The options for non-alcoholic beers, wines, and mocktails have never been more plentiful or of higher quality.

Someone mentioned “Dry January” to us.

We said, “We live in California! There’s nothing dry about it!”

Okay. So this person wasn’t talking about the weather; they were talking about something completely different—a lifestyle challenge for those so inclined to undertake it. Put the simplest way: Dry January participants commit to celebrating the month without alcohol—a pledge to oneself, a way to start the new year (that originally gained traction during COVID).

Now while your mileage may vary regarding the Dry January concept, if you ever do want to take an extended break from alcohol, your timing couldn’t be better. We’re in the middle of a non-alcoholic beverage boom the likes of which the convenience store industry has never seen, with plenty of options and variety to match.

The non-alcoholic (NA) beverages we’re talking about

[1] are versions of drinks that usually have alcohol in them: NA beer, NA wine, mocktails in place of cocktails. They’ve been around in some form or other for more than 100 years, gaining their first significant exposure when Prohibition hit in 1920.

If you would have described the popularity of NAs to the typical consumer of 50 years ago, chances are they would have looked at you skeptically, the way a coffee drinker looks at a decaf enthusiast. That’s because back in the day, you didn’t have a lot of choices. Near Beer, produced by the now-defunct Goetz Brewing Company, was one of the most popular, but it was once charitably described as beer-flavored water, which no doubt hindered its market potential. As for NA wine? Cynics called it what it was: grape juice. And the only mocktails worth mentioning back then were Shirley Temples and Buck Rogers—and they were for kids!

To say that’s not the case anymore is pure understatement. A new, more discerning NA drinker is on the rise, and supply is ramping up to meet demand. Brewers and vintners dedicating themselves to creating a variety of choices without alcohol—sometimes exclusively—make small batch and niche offerings available; special and seasonal editions, too. It’s artisan wine and beer-making, only without the alcohol.

One beer company that is as indicative as any of the new trend—starting with a name that evokes health and wellness—is the Athletic Brewing Company. Their range of offerings includes lagers, multiple IPA varieties, pilsners, flavored brews . . . a definite parallel to craft brewers and their highly individual approach. Limited time specials are a big part of the mix, too, as are the introduction of “pilot program” brews.

If you’re looking for an example of a vineyard dedicated to NA wines, you only have to look in the heart of Europe’s most celebrated wine country. Le Petit Berét in the south of France, provides cabs, muscats, sparkling wines, champagnes, and more, including NA beers and spirits.

The final part of the triumvirate, the mocktail, has flourished in no small part because there’s more variables on the faux alcohol side and a ton of mixing options on the other.
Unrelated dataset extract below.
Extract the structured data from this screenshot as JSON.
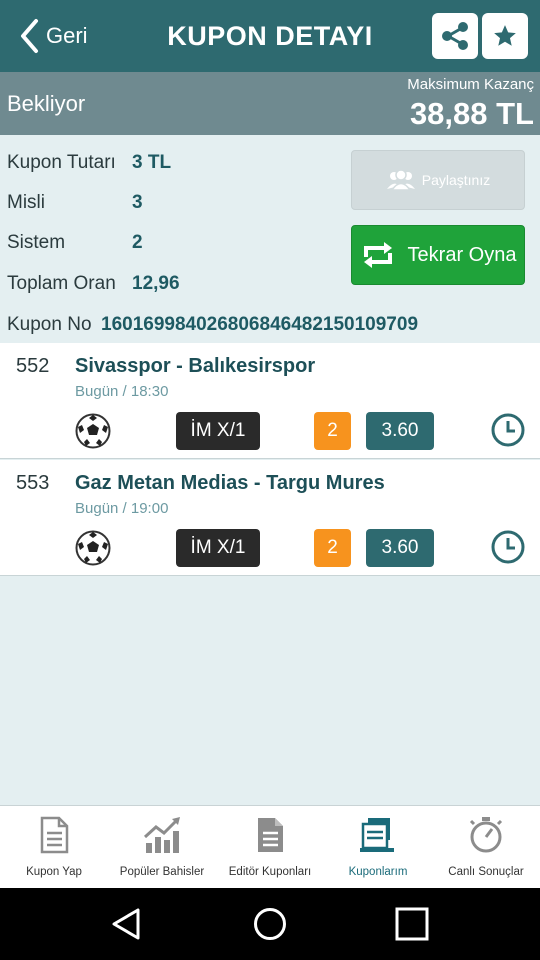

Creating something new and distinctive becomes easier when there’s more ingredients from which to choose. Sweegen is a leading company providing upscale NA cocktails. For good measure, here’s a well-researched list of the best non-alcoholic beverages due to come your way in 2023.

NA beverages aren’t meant to replace alcoholic drinks as a profit center, but they can augment revenues and add additional appeal for the traditional beers and wines stacked next to them, long after Dry January. If you’re thinking of upping your NA beverage game, just know that SSCS software can help you track and manage your sales of NA beverages meticulously, with timely feedback that helps you see what’s working in the category before making a commitment. If you want to know more, just call 1-800 972-7727.
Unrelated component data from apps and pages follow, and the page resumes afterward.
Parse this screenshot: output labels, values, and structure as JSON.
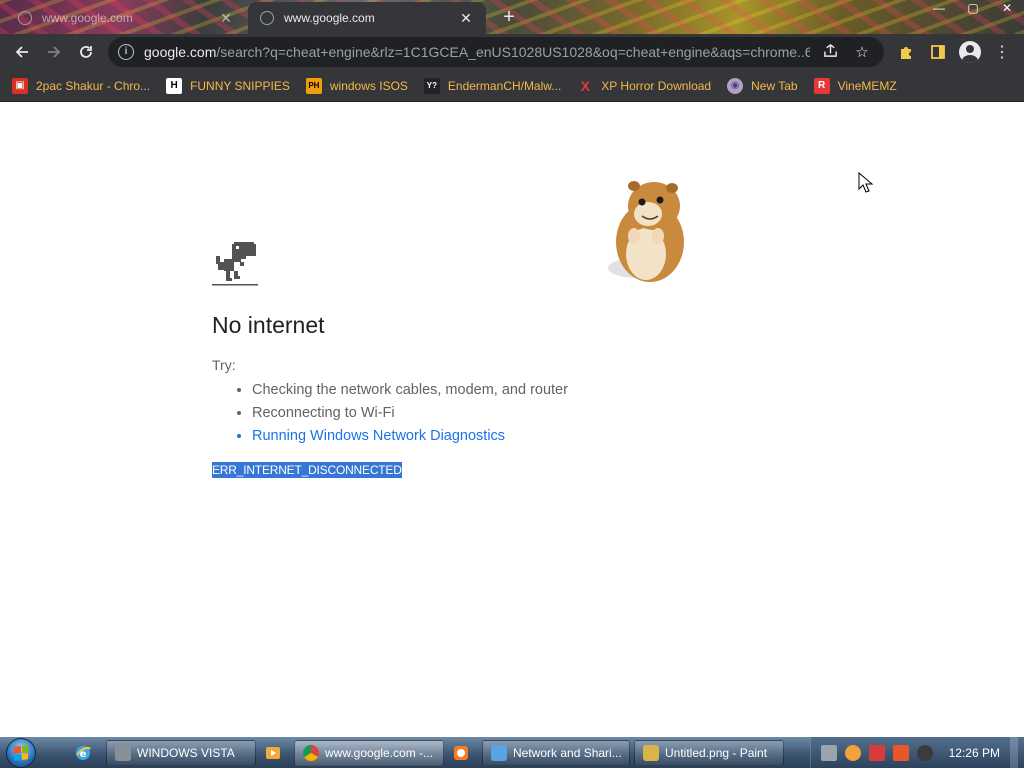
{
  "browser": {
    "tabs": [
      {
        "title": "www.google.com",
        "active": false
      },
      {
        "title": "www.google.com",
        "active": true
      }
    ],
    "new_tab": "+",
    "window_controls": {
      "minimize": "—",
      "maximize": "▢",
      "close": "✕"
    },
    "address": {
      "host": "google.com",
      "path": "/search?q=cheat+engine&rlz=1C1GCEA_enUS1028US1028&oq=cheat+engine&aqs=chrome..6..."
    },
    "bookmarks": [
      {
        "label": "2pac Shakur - Chro...",
        "icon": "media-icon",
        "color": "#d93025",
        "glyph": "▣"
      },
      {
        "label": "FUNNY SNIPPIES",
        "icon": "h-icon",
        "color": "#ffffff",
        "glyph": "H"
      },
      {
        "label": "windows ISOS",
        "icon": "ph-icon",
        "color": "#f29d0a",
        "glyph": "PH"
      },
      {
        "label": "EndermanCH/Malw...",
        "icon": "yp-icon",
        "color": "#ffffff",
        "glyph": "Y?"
      },
      {
        "label": "XP Horror Download",
        "icon": "x-icon",
        "color": "#e53935",
        "glyph": "X"
      },
      {
        "label": "New Tab",
        "icon": "globe-icon",
        "color": "#9aa0a6",
        "glyph": "◉"
      },
      {
        "label": "VineMEMZ",
        "icon": "r-icon",
        "color": "#e53935",
        "glyph": "R"
      }
    ]
  },
  "page": {
    "heading": "No internet",
    "try_label": "Try:",
    "suggestions": [
      "Checking the network cables, modem, and router",
      "Reconnecting to Wi-Fi",
      "Running Windows Network Diagnostics"
    ],
    "error_code": "ERR_INTERNET_DISCONNECTED"
  },
  "taskbar": {
    "tasks": [
      {
        "label": "WINDOWS VISTA",
        "color": "#8a8f96"
      },
      {
        "label": "www.google.com -...",
        "color": "#e8a93a",
        "active": true
      },
      {
        "label": "Network and Shari...",
        "color": "#5aa3e0"
      },
      {
        "label": "Untitled.png - Paint",
        "color": "#d9b44a"
      }
    ],
    "clock": "12:26 PM"
  }
}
[1] As opposed to juices, sodas, waters and other alternatives that are undergoing their own Renaissance.